As with all Vintage Computer Festivals, this is one with plenty of exhibits, speakers, and the ever-popular consignment shop. A few of the more interesting exhibits include a demonstration of the Syntauri alphaSyntauri, a synthesizer card and controller designed for the Apple II. When it was released in 1980, this was the first affordable digital synthesizer that competed against the Synclavier and Fairlight CMI. The difference? Synclaviers cost as much as a house, where the alphaSyntauri cost as much as a car. Also on deck is the dis-integrated MOnSter6502, a complete NMOS 6502 constructed out of individual, surface mount transistors. The Digi-Comp II from Evil Mad Scientist will be there, there will be BlinkenBones, and for anyone who wants to assemble their own front panel for a vintage minicomputer, [Oscar Vermeulen] will be there with the Pi-DP/8. This isn’t an event to miss.

As an aside, we’d really like to commend the Vintage Computer Federation for their incredible work in putting these shows together. The VCF West at the Computer History Museum in Mountain View is an incredible show, VCF Southeast has some amazing displays, and VCF East in New Jersey is a pretty incredible gathering going down May 18th through the 20th this year. The people working behind the scenes to make these shows happen are doing a service for all vintage computers and performing digital archeology that benefits us all.

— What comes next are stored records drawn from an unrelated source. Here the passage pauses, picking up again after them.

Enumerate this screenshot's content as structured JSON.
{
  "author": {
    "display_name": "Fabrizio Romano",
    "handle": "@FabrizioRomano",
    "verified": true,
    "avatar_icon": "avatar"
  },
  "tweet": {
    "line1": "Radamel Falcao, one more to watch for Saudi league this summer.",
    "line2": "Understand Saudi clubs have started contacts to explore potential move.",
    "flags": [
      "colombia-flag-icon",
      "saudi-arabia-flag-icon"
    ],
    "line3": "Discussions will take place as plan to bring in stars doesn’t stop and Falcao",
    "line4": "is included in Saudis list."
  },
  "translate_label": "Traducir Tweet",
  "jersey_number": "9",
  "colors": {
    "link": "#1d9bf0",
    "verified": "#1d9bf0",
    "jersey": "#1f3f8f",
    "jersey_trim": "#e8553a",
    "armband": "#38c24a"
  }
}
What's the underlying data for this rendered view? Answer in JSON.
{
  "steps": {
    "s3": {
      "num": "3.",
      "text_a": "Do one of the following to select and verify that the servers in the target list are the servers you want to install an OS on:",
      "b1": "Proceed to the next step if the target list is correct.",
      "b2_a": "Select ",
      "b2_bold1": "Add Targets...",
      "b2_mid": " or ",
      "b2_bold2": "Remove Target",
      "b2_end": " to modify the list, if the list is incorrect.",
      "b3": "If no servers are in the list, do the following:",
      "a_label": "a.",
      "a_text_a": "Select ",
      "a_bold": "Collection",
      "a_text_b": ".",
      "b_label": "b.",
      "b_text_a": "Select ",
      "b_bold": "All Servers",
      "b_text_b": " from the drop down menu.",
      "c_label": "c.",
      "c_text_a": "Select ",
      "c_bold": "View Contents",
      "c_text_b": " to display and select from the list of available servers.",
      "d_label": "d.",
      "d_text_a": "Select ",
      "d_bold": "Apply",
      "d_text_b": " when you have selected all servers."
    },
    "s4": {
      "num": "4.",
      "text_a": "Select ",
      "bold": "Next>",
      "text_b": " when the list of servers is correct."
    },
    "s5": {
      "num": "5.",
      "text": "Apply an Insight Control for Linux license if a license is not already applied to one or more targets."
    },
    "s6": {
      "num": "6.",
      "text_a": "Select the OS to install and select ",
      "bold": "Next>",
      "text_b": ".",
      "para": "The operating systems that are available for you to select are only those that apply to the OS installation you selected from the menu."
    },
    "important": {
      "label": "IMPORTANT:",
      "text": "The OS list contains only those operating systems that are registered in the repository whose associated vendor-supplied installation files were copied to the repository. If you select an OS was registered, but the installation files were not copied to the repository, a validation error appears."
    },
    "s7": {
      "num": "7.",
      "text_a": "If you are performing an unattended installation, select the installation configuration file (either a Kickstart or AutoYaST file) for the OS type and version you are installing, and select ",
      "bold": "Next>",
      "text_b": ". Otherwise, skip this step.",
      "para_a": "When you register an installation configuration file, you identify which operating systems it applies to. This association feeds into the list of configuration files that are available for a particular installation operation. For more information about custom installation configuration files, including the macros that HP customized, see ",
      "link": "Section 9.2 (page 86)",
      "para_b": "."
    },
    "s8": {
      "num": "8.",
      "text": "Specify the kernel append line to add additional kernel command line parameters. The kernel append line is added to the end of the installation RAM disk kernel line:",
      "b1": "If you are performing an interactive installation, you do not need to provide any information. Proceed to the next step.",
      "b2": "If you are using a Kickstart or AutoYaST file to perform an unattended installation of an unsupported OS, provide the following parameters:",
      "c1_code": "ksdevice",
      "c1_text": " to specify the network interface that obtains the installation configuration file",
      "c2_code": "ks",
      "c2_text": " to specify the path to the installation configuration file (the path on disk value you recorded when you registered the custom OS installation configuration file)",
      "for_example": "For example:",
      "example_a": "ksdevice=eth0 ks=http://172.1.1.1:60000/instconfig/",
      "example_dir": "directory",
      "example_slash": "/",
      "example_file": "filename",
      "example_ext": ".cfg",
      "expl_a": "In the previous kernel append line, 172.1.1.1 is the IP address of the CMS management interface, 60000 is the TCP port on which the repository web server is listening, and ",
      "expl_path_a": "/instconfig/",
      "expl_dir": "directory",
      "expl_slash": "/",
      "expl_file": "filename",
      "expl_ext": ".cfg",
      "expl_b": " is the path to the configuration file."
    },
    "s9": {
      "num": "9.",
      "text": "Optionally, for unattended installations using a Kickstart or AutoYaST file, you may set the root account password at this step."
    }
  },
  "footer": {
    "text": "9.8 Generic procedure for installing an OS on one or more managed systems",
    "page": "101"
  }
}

Hackaday is proud to be a sponsor of VCF Pacific Northwest.

This Weekend: Vintage Computer Festival Zurich

This weekend, November 18th and 19th, the greatest vintage computer conference in Europe is going down. It’s the Vintage Computer Festival Europe, and if you’re around Zurich this weekend, we highly recommend that you check it out.

On deck for this year’s VCF Europe is an incredible amount of amazing retrotechnology. A demonstration of high-resolution graphics without using computer memory will be found in a few Tektronix storage tube terminals (their Wikipedia entry is phenomenal, by the way). There will be a few Olivetti microcomputers on display demonstrating Italy’s contribution to the computer revolution. A PDP 6 will be recreated, and a 1964 IBM 360/30 will be revived. There will be discussions on using logarithms as a basis for computers. [Oscar], creator of the PiDP-8/I will be bringing his latest project, an exquisite miniature recreation of a PDP-11/70, with a molded enclosure and purple toggle switches.

This is a retrocomputer conference where an Apple I is the least interesting computer on display, an extremely difficult feat to pull off. VCFe will be held at Rote Fabrik in Zurich, and tickets are five units of the local currency per day. You can check out the festival on Twitter, Google+, and the main website.